=== WHAT IS EXPECTED ===
Scan each line of the records for the word "zoom" and extract the ones that have it.

=== RECORDS FOR PROCESSING ===

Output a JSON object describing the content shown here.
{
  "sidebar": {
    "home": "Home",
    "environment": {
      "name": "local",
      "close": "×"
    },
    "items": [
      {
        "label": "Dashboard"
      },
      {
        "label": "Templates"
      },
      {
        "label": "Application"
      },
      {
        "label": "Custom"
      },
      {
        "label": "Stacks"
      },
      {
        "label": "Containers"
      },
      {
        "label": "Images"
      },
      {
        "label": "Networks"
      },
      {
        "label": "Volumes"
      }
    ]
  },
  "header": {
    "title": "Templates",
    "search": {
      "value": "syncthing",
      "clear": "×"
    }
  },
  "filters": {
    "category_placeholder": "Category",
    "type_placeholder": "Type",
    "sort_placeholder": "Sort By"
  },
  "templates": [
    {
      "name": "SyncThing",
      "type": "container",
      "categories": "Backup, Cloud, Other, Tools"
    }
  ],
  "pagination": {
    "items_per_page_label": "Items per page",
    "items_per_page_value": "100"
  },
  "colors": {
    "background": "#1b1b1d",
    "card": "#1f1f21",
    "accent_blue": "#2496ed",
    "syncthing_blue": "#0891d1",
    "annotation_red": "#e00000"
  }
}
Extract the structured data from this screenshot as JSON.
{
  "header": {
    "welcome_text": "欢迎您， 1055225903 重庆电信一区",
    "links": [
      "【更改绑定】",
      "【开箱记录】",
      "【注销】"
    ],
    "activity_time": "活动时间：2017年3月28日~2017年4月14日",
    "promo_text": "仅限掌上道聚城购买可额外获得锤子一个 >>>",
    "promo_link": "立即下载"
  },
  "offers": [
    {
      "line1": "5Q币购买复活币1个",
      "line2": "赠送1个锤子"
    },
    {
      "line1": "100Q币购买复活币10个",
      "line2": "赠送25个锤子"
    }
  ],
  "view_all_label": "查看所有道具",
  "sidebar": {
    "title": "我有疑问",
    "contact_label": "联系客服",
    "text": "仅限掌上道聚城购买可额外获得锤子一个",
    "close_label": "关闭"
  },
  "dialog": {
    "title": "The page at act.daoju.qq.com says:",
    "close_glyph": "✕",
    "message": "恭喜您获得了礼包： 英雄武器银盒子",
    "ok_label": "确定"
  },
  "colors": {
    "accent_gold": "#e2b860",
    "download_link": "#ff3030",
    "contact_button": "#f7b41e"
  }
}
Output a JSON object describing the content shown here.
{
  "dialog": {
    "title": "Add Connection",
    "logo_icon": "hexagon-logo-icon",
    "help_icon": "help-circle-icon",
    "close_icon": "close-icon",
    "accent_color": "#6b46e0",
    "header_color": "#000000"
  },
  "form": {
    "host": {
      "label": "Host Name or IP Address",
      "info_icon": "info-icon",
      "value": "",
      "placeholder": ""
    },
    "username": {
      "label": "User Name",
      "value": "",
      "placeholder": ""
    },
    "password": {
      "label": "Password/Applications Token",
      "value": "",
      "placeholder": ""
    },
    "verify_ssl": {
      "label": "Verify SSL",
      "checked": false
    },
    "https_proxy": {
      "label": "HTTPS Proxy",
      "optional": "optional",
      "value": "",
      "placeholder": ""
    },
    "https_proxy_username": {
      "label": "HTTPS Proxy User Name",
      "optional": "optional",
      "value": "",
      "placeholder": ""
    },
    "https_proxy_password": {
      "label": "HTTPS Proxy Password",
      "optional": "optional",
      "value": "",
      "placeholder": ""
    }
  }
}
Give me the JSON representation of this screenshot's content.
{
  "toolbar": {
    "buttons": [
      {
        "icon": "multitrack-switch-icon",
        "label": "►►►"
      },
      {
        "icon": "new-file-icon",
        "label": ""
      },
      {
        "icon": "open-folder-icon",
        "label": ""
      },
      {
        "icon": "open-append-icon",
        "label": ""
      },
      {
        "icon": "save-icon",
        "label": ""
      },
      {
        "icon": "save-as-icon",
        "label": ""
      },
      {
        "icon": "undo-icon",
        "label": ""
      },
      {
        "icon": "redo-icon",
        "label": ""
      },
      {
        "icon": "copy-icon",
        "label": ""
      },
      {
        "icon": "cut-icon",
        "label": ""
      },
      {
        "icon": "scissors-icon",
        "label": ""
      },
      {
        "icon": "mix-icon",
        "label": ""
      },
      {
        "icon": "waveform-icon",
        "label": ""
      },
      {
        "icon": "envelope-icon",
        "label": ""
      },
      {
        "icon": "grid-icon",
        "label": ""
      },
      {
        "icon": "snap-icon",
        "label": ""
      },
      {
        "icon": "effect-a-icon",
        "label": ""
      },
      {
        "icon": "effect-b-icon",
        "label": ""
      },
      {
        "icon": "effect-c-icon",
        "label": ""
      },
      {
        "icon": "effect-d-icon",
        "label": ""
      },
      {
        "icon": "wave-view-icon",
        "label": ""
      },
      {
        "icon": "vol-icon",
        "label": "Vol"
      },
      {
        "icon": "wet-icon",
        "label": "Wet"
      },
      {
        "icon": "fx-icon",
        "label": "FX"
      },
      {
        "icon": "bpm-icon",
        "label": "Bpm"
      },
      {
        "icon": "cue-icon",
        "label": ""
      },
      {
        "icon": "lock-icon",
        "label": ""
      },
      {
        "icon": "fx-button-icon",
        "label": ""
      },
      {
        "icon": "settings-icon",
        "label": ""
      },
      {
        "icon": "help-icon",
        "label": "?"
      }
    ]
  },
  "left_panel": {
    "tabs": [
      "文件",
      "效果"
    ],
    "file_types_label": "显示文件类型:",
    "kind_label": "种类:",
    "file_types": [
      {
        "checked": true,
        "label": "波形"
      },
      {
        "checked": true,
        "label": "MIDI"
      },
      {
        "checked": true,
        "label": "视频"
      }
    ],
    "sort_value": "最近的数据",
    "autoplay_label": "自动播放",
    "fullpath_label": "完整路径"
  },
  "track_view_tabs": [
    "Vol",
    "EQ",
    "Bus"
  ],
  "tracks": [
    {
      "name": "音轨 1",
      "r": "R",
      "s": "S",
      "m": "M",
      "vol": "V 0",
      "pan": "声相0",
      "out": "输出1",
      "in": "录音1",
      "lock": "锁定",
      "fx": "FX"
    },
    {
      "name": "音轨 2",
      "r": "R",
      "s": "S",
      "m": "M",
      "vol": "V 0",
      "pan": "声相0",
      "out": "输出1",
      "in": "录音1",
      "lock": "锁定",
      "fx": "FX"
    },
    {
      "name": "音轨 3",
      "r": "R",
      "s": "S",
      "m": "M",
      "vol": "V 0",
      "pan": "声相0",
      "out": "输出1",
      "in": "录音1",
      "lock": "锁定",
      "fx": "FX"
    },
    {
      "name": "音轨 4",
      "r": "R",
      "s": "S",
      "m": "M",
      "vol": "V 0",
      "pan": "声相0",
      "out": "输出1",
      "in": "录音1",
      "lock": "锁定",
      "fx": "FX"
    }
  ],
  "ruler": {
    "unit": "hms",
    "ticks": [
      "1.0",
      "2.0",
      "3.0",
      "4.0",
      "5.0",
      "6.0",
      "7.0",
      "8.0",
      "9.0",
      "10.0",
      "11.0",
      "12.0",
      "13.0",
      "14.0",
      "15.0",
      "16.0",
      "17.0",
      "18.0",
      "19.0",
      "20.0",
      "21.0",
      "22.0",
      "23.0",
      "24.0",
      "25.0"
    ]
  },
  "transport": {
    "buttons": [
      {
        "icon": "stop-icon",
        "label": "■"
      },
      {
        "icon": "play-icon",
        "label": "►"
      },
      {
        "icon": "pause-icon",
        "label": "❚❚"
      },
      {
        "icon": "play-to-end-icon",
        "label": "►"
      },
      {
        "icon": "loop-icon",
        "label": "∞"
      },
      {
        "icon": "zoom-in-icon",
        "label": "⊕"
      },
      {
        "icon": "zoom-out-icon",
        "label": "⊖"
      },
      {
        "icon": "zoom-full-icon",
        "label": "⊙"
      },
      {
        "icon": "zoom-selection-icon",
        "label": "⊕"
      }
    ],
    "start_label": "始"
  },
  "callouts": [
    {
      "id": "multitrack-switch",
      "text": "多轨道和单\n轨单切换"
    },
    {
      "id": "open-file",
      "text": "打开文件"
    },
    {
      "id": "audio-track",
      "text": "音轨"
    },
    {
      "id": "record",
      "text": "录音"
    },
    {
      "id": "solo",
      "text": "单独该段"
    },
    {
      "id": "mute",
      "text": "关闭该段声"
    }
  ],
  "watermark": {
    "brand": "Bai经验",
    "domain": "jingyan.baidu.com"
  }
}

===

=== ANSWER BOX ===
        "icon": "zoom-in-icon",
        "icon": "zoom-out-icon",
        "icon": "zoom-full-icon",
        "icon": "zoom-selection-icon",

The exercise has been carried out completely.